Last season, Keselowski had a pair of notable outbursts. The first occurred when NASCAR found unapproved parts on both Team Penske cars in inspection before the April race at Texas Motor Speedway. Keselowski insinuated his No. 2 team was "targeted," but by whom he wouldn't say.
Two months later, Keselowski accused Hendrick Motorsports and Joe Gibbs Racing of "stealing" away Penske crew members. In response, Hendrick called Keselowski "misinformed" and said he needed to represent the sport with "more class."
"Are there things I could do better? Absolutely," Keselowski said. "But mistakes are what builds your character and helps you become the person that you are and that you can learn from, so they're only a mistake if you don't grow and learn from them."
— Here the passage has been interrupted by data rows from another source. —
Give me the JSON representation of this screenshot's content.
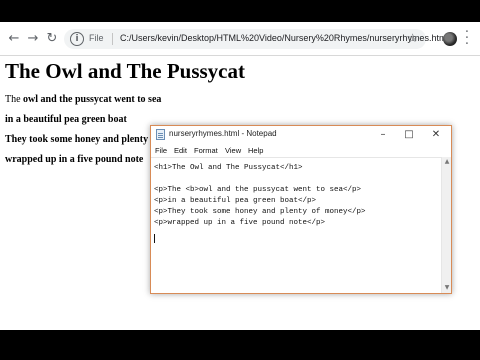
{
  "browser": {
    "scheme_label": "File",
    "url": "C:/Users/kevin/Desktop/HTML%20Video/Nursery%20Rhymes/nurseryrhymes.html",
    "icons": {
      "back": "back-arrow-icon",
      "forward": "forward-arrow-icon",
      "reload": "reload-icon",
      "info": "info-icon",
      "star": "star-icon",
      "menu": "more-menu-icon"
    }
  },
  "page": {
    "heading": "The Owl and The Pussycat",
    "line1_pre": "The ",
    "line1_bold": "owl and the pussycat went to sea",
    "line2": "in a beautiful pea green boat",
    "line3": "They took some honey and plenty of",
    "line4": "wrapped up in a five pound note"
  },
  "notepad": {
    "title": "nurseryrhymes.html - Notepad",
    "menu": [
      "File",
      "Edit",
      "Format",
      "View",
      "Help"
    ],
    "lines": [
      "<h1>The Owl and The Pussycat</h1>",
      "",
      "<p>The <b>owl and the pussycat went to sea</p>",
      "<p>in a beautiful pea green boat</p>",
      "<p>They took some honey and plenty of money</p>",
      "<p>wrapped up in a five pound note</p>"
    ]
  }
}
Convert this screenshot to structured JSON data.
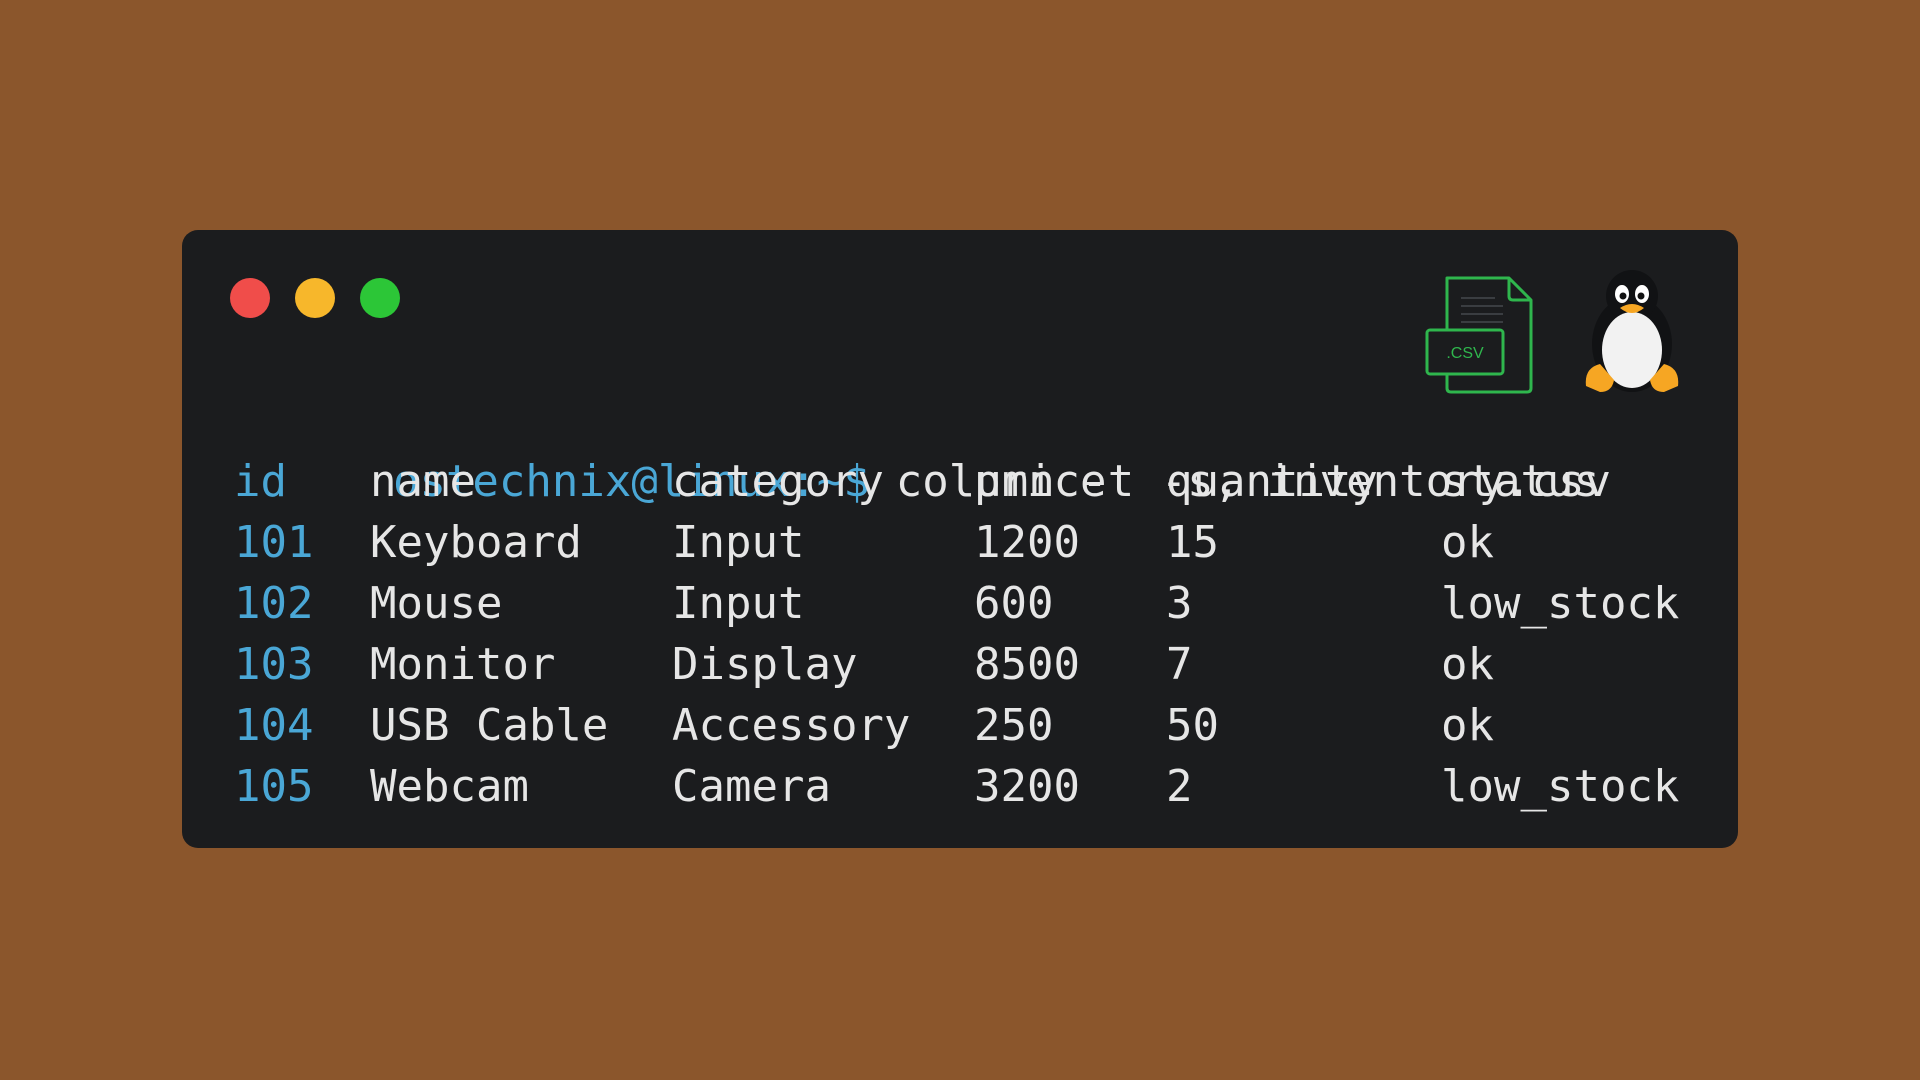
{
  "window": {
    "traffic_lights": [
      "#f04d4a",
      "#f7b72b",
      "#2cc637"
    ],
    "background": "#1b1c1e",
    "csv_badge": ".CSV"
  },
  "terminal": {
    "prompt": "ostechnix@linux:~$",
    "command": "column -t -s, inventory.csv",
    "headers": [
      "id",
      "name",
      "category",
      "price",
      "quantity",
      "status"
    ],
    "rows": [
      [
        "101",
        "Keyboard",
        "Input",
        "1200",
        "15",
        "ok"
      ],
      [
        "102",
        "Mouse",
        "Input",
        "600",
        "3",
        "low_stock"
      ],
      [
        "103",
        "Monitor",
        "Display",
        "8500",
        "7",
        "ok"
      ],
      [
        "104",
        "USB Cable",
        "Accessory",
        "250",
        "50",
        "ok"
      ],
      [
        "105",
        "Webcam",
        "Camera",
        "3200",
        "2",
        "low_stock"
      ]
    ]
  },
  "colors": {
    "page_background": "#8b562c",
    "prompt": "#4aa7d6",
    "text": "#e6e6e6",
    "csv_icon": "#2fb64d"
  },
  "icons": [
    "csv-file-icon",
    "tux-penguin-icon"
  ]
}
This past offseason, NASCAR has implemented numerous changes including a pronounced overhaul of its Chase for the Championship format. And as part of the discourse on what tweaks it was considering, officials consulted with Keselowski.
"I don't want to sit here and try to take credit for things that I didn't do on my own because that would not be fair," he said. "But I feel confident that I had at least some small role in some of the changes that have gone on in this sport over this offseason, and I'm very happy for all of them."
As for any concerns that he has been "muzzled," Keselowski is adamant that isn't the case. Nor will he become a vanilla driver concerned more with appeasing the powers that be than speaking his mind.
"I'm still gonna be vocal about something that I disagree about that there's no progress or no change being made on," Keselowski said. "But if there's progress or change being made, then why be an a**hole?"